Filter the records below down to lines containing "הפונטים".

Records from a dataset:
_ _ _

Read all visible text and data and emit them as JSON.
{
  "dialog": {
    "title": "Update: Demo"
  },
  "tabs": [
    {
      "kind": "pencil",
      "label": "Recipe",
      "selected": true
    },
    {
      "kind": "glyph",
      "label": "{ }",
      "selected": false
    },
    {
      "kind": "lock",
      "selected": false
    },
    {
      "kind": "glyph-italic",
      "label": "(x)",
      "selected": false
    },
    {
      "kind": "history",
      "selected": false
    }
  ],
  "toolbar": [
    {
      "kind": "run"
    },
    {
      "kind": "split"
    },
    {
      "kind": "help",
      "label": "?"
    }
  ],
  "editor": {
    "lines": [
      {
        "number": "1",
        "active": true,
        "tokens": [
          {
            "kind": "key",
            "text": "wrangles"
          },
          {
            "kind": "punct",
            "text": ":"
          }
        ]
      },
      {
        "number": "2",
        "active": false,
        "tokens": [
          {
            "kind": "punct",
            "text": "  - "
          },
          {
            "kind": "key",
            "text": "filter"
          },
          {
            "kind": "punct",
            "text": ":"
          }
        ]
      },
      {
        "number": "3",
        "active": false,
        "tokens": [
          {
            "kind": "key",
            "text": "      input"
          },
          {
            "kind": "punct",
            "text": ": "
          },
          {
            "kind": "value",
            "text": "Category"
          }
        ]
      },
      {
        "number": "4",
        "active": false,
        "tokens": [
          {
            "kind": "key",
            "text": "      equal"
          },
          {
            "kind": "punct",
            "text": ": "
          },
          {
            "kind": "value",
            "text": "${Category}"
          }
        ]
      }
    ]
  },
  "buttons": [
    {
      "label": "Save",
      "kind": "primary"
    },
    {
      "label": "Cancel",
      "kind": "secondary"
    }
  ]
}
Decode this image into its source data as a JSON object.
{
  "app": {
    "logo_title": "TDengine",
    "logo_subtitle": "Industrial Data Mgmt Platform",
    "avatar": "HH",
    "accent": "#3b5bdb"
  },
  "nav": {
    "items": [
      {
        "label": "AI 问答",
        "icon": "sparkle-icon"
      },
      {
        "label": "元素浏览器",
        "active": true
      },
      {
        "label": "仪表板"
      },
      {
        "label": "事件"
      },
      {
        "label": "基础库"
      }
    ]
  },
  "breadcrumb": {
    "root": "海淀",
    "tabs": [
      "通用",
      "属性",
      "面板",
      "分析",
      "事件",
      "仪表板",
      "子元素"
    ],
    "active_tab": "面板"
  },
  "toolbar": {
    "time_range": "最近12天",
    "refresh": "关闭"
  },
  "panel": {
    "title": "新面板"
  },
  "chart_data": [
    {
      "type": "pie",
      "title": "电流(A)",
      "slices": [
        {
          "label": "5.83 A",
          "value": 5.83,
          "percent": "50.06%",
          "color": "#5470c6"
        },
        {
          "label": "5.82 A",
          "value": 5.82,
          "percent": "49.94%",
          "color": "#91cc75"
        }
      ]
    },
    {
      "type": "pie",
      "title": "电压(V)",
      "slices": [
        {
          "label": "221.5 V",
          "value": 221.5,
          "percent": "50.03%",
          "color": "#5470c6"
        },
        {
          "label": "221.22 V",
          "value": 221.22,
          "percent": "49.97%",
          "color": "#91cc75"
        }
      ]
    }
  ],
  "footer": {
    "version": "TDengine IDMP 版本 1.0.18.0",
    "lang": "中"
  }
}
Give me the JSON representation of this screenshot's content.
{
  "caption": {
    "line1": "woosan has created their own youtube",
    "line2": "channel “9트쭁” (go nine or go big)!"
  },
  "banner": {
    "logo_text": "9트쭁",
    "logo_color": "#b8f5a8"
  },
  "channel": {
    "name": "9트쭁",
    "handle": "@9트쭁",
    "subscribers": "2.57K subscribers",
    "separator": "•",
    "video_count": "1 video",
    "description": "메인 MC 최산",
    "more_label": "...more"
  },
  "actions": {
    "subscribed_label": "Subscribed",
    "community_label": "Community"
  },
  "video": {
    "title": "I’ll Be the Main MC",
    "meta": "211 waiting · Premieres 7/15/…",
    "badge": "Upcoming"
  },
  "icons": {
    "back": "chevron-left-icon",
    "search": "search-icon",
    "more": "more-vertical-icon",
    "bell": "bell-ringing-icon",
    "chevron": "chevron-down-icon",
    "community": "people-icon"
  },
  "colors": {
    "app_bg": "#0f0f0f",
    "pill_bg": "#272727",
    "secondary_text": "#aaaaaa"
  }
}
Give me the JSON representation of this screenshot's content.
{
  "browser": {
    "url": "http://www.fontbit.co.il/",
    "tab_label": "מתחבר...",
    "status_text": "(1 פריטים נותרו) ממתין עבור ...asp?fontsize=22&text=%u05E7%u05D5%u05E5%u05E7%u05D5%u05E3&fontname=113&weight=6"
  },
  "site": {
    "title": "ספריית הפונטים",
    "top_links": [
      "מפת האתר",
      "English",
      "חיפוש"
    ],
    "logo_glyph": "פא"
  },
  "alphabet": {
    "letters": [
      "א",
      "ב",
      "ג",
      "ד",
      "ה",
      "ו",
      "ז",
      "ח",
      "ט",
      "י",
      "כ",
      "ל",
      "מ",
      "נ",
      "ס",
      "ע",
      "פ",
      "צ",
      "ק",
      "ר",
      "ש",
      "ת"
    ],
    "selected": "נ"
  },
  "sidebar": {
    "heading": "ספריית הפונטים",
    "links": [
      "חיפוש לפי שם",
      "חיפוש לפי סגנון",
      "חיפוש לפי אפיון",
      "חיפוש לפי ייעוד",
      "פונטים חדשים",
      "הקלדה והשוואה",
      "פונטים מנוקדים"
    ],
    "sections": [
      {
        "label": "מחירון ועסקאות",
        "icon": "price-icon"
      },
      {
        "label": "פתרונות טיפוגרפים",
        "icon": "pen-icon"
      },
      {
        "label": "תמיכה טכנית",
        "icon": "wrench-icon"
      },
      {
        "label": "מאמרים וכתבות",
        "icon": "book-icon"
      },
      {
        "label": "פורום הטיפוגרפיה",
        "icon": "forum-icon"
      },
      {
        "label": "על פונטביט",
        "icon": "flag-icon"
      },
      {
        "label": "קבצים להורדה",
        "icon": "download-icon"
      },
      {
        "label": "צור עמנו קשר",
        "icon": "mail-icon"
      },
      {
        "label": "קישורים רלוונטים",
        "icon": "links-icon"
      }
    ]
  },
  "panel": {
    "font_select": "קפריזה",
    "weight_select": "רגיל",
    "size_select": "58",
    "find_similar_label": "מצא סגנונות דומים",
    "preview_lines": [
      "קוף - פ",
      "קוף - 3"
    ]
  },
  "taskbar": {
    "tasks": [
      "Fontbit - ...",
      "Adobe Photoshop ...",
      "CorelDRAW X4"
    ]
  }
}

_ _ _

Answer>
    "title": "ספריית הפונטים",
    "heading": "ספריית הפונטים",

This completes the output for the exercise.